● PROBLEM DESCRIPTION: Each line of the material must reappear unchanged in the answer.

BEGIN GIVEN DATA

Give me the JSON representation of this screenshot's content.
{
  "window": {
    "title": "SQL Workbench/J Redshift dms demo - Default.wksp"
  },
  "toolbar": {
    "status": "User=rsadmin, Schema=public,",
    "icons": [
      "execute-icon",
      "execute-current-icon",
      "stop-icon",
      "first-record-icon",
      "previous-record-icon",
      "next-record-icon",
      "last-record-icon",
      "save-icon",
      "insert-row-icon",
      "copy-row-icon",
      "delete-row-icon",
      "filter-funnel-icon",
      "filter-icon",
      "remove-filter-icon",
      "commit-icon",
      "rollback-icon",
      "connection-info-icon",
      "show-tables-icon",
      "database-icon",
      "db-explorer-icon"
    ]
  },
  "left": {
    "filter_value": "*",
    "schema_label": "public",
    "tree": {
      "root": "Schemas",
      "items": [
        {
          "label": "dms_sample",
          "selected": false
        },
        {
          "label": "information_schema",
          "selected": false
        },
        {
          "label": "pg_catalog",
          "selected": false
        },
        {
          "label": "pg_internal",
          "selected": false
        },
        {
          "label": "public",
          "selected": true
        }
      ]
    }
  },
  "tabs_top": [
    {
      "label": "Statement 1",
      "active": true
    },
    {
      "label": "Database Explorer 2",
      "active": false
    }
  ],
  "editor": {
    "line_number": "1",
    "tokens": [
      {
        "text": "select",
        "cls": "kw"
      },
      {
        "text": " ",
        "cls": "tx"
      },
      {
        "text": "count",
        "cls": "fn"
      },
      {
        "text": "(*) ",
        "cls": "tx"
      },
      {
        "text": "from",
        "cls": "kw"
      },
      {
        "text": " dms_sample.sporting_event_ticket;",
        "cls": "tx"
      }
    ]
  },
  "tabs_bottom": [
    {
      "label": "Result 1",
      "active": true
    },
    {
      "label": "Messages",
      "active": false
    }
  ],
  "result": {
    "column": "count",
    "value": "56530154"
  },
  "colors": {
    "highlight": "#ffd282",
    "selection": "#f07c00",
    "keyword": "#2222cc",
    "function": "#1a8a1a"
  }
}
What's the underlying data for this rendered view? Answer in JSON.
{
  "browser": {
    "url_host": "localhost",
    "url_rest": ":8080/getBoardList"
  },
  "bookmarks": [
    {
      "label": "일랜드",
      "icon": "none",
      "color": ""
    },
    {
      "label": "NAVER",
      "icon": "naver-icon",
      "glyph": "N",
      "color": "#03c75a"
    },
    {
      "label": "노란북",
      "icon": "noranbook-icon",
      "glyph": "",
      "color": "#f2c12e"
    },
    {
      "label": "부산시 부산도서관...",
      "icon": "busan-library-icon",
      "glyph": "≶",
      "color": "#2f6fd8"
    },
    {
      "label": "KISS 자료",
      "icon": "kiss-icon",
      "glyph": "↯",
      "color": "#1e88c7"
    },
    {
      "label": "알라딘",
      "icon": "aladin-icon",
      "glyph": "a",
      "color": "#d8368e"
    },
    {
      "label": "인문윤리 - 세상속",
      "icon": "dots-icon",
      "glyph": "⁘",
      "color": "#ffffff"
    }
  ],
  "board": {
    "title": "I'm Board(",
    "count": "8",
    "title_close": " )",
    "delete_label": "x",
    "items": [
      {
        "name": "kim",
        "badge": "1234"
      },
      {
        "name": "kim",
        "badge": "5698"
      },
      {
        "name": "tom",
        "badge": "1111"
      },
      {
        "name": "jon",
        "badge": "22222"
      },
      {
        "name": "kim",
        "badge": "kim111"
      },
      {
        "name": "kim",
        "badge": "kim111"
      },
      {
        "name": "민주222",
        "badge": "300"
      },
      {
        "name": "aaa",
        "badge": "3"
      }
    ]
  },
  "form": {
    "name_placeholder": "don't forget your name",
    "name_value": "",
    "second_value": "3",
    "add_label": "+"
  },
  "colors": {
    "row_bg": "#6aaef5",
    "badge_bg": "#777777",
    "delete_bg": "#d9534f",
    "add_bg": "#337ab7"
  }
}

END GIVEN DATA

● SOLUTION TO THE EXERCISE:
Give me the JSON representation of this screenshot's content.
{
  "window": {
    "title": "SQL Workbench/J Redshift dms demo - Default.wksp"
  },
  "toolbar": {
    "status": "User=rsadmin, Schema=public,",
    "icons": [
      "execute-icon",
      "execute-current-icon",
      "stop-icon",
      "first-record-icon",
      "previous-record-icon",
      "next-record-icon",
      "last-record-icon",
      "save-icon",
      "insert-row-icon",
      "copy-row-icon",
      "delete-row-icon",
      "filter-funnel-icon",
      "filter-icon",
      "remove-filter-icon",
      "commit-icon",
      "rollback-icon",
      "connection-info-icon",
      "show-tables-icon",
      "database-icon",
      "db-explorer-icon"
    ]
  },
  "left": {
    "filter_value": "*",
    "schema_label": "public",
    "tree": {
      "root": "Schemas",
      "items": [
        {
          "label": "dms_sample",
          "selected": false
        },
        {
          "label": "information_schema",
          "selected": false
        },
        {
          "label": "pg_catalog",
          "selected": false
        },
        {
          "label": "pg_internal",
          "selected": false
        },
        {
          "label": "public",
          "selected": true
        }
      ]
    }
  },
  "tabs_top": [
    {
      "label": "Statement 1",
      "active": true
    },
    {
      "label": "Database Explorer 2",
      "active": false
    }
  ],
  "editor": {
    "line_number": "1",
    "tokens": [
      {
        "text": "select",
        "cls": "kw"
      },
      {
        "text": " ",
        "cls": "tx"
      },
      {
        "text": "count",
        "cls": "fn"
      },
      {
        "text": "(*) ",
        "cls": "tx"
      },
      {
        "text": "from",
        "cls": "kw"
      },
      {
        "text": " dms_sample.sporting_event_ticket;",
        "cls": "tx"
      }
    ]
  },
  "tabs_bottom": [
    {
      "label": "Result 1",
      "active": true
    },
    {
      "label": "Messages",
      "active": false
    }
  ],
  "result": {
    "column": "count",
    "value": "56530154"
  },
  "colors": {
    "highlight": "#ffd282",
    "selection": "#f07c00",
    "keyword": "#2222cc",
    "function": "#1a8a1a"
  }
}
What's the underlying data for this rendered view? Answer in JSON.
{
  "browser": {
    "url_host": "localhost",
    "url_rest": ":8080/getBoardList"
  },
  "bookmarks": [
    {
      "label": "일랜드",
      "icon": "none",
      "color": ""
    },
    {
      "label": "NAVER",
      "icon": "naver-icon",
      "glyph": "N",
      "color": "#03c75a"
    },
    {
      "label": "노란북",
      "icon": "noranbook-icon",
      "glyph": "",
      "color": "#f2c12e"
    },
    {
      "label": "부산시 부산도서관...",
      "icon": "busan-library-icon",
      "glyph": "≶",
      "color": "#2f6fd8"
    },
    {
      "label": "KISS 자료",
      "icon": "kiss-icon",
      "glyph": "↯",
      "color": "#1e88c7"
    },
    {
      "label": "알라딘",
      "icon": "aladin-icon",
      "glyph": "a",
      "color": "#d8368e"
    },
    {
      "label": "인문윤리 - 세상속",
      "icon": "dots-icon",
      "glyph": "⁘",
      "color": "#ffffff"
    }
  ],
  "board": {
    "title": "I'm Board(",
    "count": "8",
    "title_close": " )",
    "delete_label": "x",
    "items": [
      {
        "name": "kim",
        "badge": "1234"
      },
      {
        "name": "kim",
        "badge": "5698"
      },
      {
        "name": "tom",
        "badge": "1111"
      },
      {
        "name": "jon",
        "badge": "22222"
      },
      {
        "name": "kim",
        "badge": "kim111"
      },
      {
        "name": "kim",
        "badge": "kim111"
      },
      {
        "name": "민주222",
        "badge": "300"
      },
      {
        "name": "aaa",
        "badge": "3"
      }
    ]
  },
  "form": {
    "name_placeholder": "don't forget your name",
    "name_value": "",
    "second_value": "3",
    "add_label": "+"
  },
  "colors": {
    "row_bg": "#6aaef5",
    "badge_bg": "#777777",
    "delete_bg": "#d9534f",
    "add_bg": "#337ab7"
  }
}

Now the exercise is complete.